For Memorial Day weekend, Matt and I took off for Northampton, Mass. Those who know me from elsewhere or read my Moroccan Mint Tea blog know my love of Northampton. I stumbled across the place by accident last summer on a trip with my mom and kids, and have been in love with it ever since. Matt agreed to make a trip with me, and has friends to visit there besides.
This wasn't at all like meeting the rail-thin, impeccably-groomed Manhattanite (who by the way was very very nice, nothing at all against her); these were my kind of people. (I'm hoping they're not insulted by my thinking so.) Conversation ran the geek gamut, from Harry Potter to Star Wars to Star Trek to who-knows-what, including my personal favorite, Fandom Wank. We also talked a fair amount about local eating, because one of them, Rob, has adopted a raw diet, which also tends to be local. He's had a hard time finding meat in his current location, so if I can ever get him out here to visit, I'll be sure to drag him to the farmer's market with us; he'll absolutely love it.
At any rate, I was hoping that, in a town like Northampton, a locavore might find something of interest to write about. We passed a sign that read "your locally grown food co-op," and swung in. It was the River Valley Market. I wondered whether they'd only carry local items (you could find enough to fill a store in Saratoga, after all), or just emphasize local producers.
It was the latter. It wasn't a bad place, but I'm still more partial to Honest Weight. (Good thing, since it's much closer.) They did have some local items, with local asparagus and fiddleheads front and center, but not as much as I'd hoped. We bought some definitely-not-local strawberries and truffles (the chocolate kind, not the fungus) and hit the town.
It was a good evening. Kicked around Thornes' for a bit, which I always love. Hit the brewpub for a drink or two. Teased Matt about how long it took him to pick a beer. That sort of thing.

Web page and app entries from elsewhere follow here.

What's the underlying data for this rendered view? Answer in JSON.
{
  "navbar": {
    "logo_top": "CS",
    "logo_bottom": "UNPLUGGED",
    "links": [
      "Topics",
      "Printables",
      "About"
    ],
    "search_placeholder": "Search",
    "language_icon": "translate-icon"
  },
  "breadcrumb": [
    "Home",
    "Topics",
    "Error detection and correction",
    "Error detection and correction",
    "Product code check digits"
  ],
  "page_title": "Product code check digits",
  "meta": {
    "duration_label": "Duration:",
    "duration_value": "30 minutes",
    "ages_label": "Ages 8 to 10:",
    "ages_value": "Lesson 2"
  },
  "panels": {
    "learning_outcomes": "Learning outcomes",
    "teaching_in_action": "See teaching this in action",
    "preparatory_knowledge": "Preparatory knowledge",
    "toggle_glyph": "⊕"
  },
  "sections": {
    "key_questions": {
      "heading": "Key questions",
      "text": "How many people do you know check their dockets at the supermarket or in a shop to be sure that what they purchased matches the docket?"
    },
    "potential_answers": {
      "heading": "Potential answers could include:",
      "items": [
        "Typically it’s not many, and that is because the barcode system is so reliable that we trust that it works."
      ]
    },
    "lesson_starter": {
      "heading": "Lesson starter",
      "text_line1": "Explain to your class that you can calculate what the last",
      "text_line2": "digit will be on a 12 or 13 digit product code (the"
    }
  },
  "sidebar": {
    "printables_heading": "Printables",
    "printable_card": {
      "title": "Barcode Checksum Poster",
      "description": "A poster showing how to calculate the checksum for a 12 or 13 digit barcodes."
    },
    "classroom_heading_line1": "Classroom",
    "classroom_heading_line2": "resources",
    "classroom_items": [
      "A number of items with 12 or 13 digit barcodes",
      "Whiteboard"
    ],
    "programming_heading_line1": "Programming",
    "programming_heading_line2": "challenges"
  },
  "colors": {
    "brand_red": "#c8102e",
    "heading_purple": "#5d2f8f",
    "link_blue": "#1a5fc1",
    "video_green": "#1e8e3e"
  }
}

The second day was truly my favorite, though. I love socializing, but sometimes need a little quietude afterwards to clear my head. Nothing much was open when we were done eating our bagels in town, so we headed for the Smith campus. The place was full of families from the graduations that weekend, and older ladies who were there for an alumni gathering. Old friends happy to meet up again, and newer friends getting ready to say good-bye. Matt and I just walked through on our own agenda.
Off the athletic fields, we found a trail and started following it. What I had thought was a pond on the campus turned out to link to Mill River, with trails on either side. I had no idea where we were going, but I'd just eaten and had a cup of tea in hand, so I was good to go for a while. It was beautiful scenery, and some well-meaning soul had been walking the trail ahead of us pulling garlic mustard; wilting plants littered the path for most of the walk. That made me chuckle.
Eventually we asked someone on the other side where the path led to, and it sounded kind of far, so we came to the conclusion that eventually we'd just want to turn around and go back. So when we were ready, we crossed and went back on the opposite side. (Much of the river is shallow and rocky; all we had to do was take off shoes and roll up pants.)
Hit a few shops on the way back into town, and as we were headed towards a used book store I'd noticed the day before, Matt said, "Local Burger & Fries."
I said, "What? Where?!?" He pointed across the street. We made a note of it for after the book store.
I worried that Local Burger & Fries might be named thusly because it was the local burger joint, not because you could get actual local food there; it just seemed too good to be true. But no, they do! Even the potatoes came from a local farm, and any one of the family members there will start listing off the farms that different foods come from if you ask. The fries are hand-cut and fried in peanut oil, and absolutely fantastic. You can get your burger in black angus or grass-fed, and they'll ask you if you want "pink or no pink?" They have turkey burgers, potobellos, and their own version of a veggie burger (no doubt to keep it local).
The only complaint I have is the lack of healthy stuff. It's true that you don't go to a burger joint for health food, but it would be nice to be able to order a salad. The menu is a bit limited - but their simplicity could be part of their success, focusing all their energy on making a few items really, really well. And they certainly do.